Systematic experiments were conducted to study differences in the threshold flow conditions for initiation of motion of submerged objects (spheres and cylinders) resting on permeable and impermeable beds. The threshold flow conditions were characterized with the Shields parameter, which was estimated with upstream flow velocity measurements obtained with the particle image velocimetry (PIV) technique under conditions of unidirectional, open-channel flow in a laboratory flume. Flow-bed interface geometries were maintained across both permeable and impermeable bed experiments. Plotting the Shields parameter against the ratio of the particle size to bed roughness scale revealed clear differences between permeable and impermeable beds, including a larger Shields parameter value requirement to initiate motion on permeable beds than on impermeable ones, which is connected with the lower lift force on a permeable bed. Neglecting the presence of bed permeability can result in up to half an order of magnitude of variation in critical Shields parameter values. Experimental results also show that greater Shields parameter values are required to initiate the motion of a sphere than for a cylinder with identical diameter for large L/D ratio (L and D are the length and diameter of the cylinder). As the L/D ratio decreases, the cylinder approaches the sphere geometry, and the critical Shields parameter value is similar.

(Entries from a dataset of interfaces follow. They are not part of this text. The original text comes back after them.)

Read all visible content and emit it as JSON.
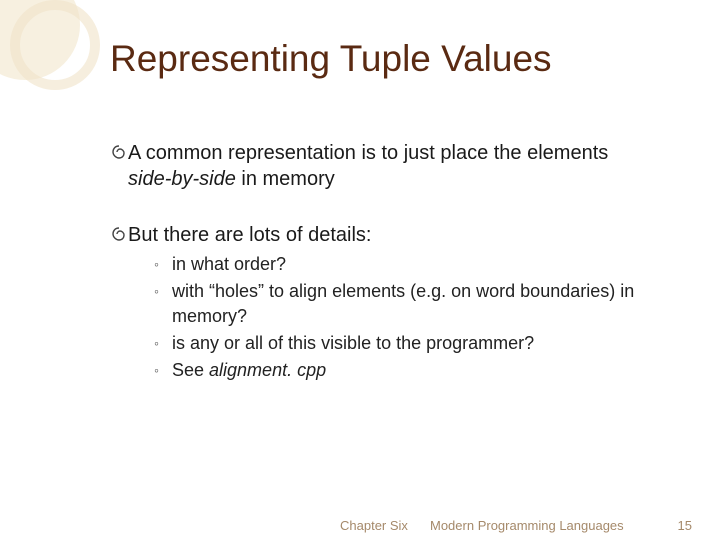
{
  "title": "Representing Tuple Values",
  "bullets": [
    {
      "text_pre": "A common representation is to just place the elements ",
      "text_ital": "side-by-side",
      "text_post": " in memory",
      "subs": []
    },
    {
      "text_pre": "But there are lots of details:",
      "text_ital": "",
      "text_post": "",
      "subs": [
        {
          "pre": "in what order?",
          "ital": "",
          "post": ""
        },
        {
          "pre": "with “holes” to align elements (e.g. on word boundaries) in memory?",
          "ital": "",
          "post": ""
        },
        {
          "pre": "is any or all of this visible to the programmer?",
          "ital": "",
          "post": ""
        },
        {
          "pre": "See ",
          "ital": "alignment. cpp",
          "post": ""
        }
      ]
    }
  ],
  "footer": {
    "chapter": "Chapter Six",
    "book": "Modern Programming Languages",
    "page": "15"
  }
}
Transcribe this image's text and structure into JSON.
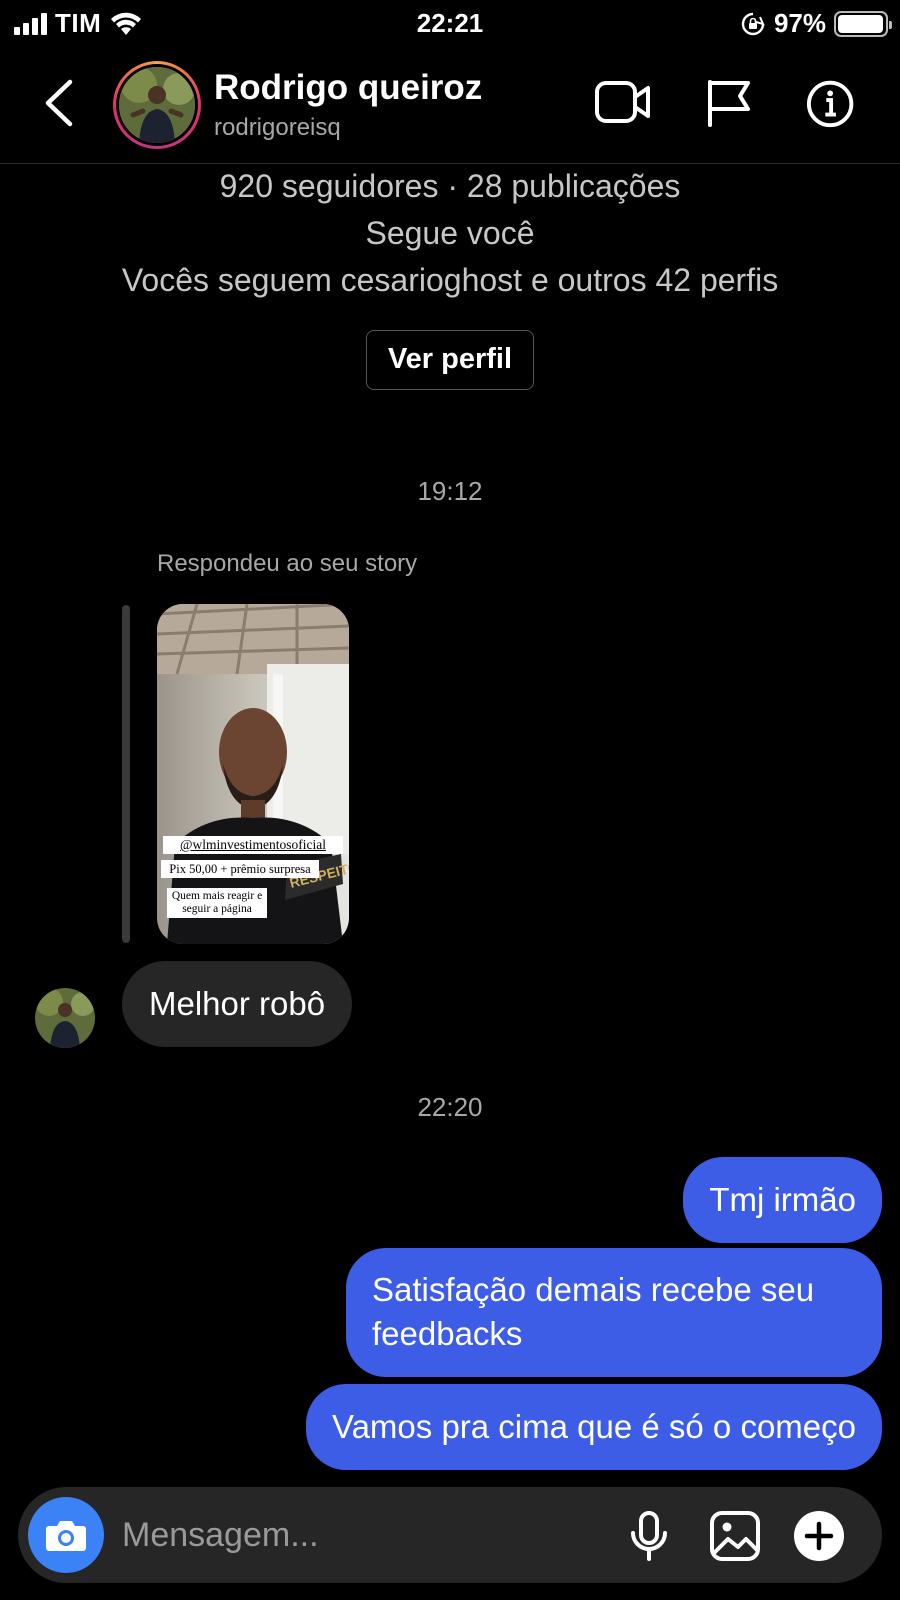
{
  "status_bar": {
    "carrier": "TIM",
    "time": "22:21",
    "battery": "97%",
    "battery_level": 0.97
  },
  "header": {
    "name": "Rodrigo queiroz",
    "username": "rodrigoreisq"
  },
  "profile": {
    "stats": "920 seguidores · 28 publicações",
    "follows_you": "Segue você",
    "mutuals": "Vocês seguem cesarioghost e outros 42 perfis",
    "view_profile": "Ver perfil"
  },
  "chat": {
    "timestamp1": "19:12",
    "reply_label": "Respondeu ao seu story",
    "story_stickers": {
      "handle": "@wlminvestimentosoficial",
      "pix": "Pix 50,00 + prêmio surpresa",
      "cta": "Quem mais reagir e seguir a página"
    },
    "incoming_message": "Melhor robô",
    "timestamp2": "22:20",
    "outgoing": [
      "Tmj irmão",
      "Satisfação demais recebe seu feedbacks",
      "Vamos pra cima que é só o começo"
    ]
  },
  "composer": {
    "placeholder": "Mensagem..."
  },
  "colors": {
    "background": "#000000",
    "outgoing_bubble": "#3e5de6",
    "incoming_bubble": "#262626",
    "camera_button": "#3b82f6"
  },
  "icons": [
    "back-arrow-icon",
    "video-call-icon",
    "flag-icon",
    "info-icon",
    "camera-icon",
    "microphone-icon",
    "gallery-icon",
    "plus-icon",
    "wifi-icon",
    "orientation-lock-icon"
  ]
}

ASJC Scopus subject areas
- Computational Mechanics
- Modeling and Simulation
- Fluid Flow and Transfer Processes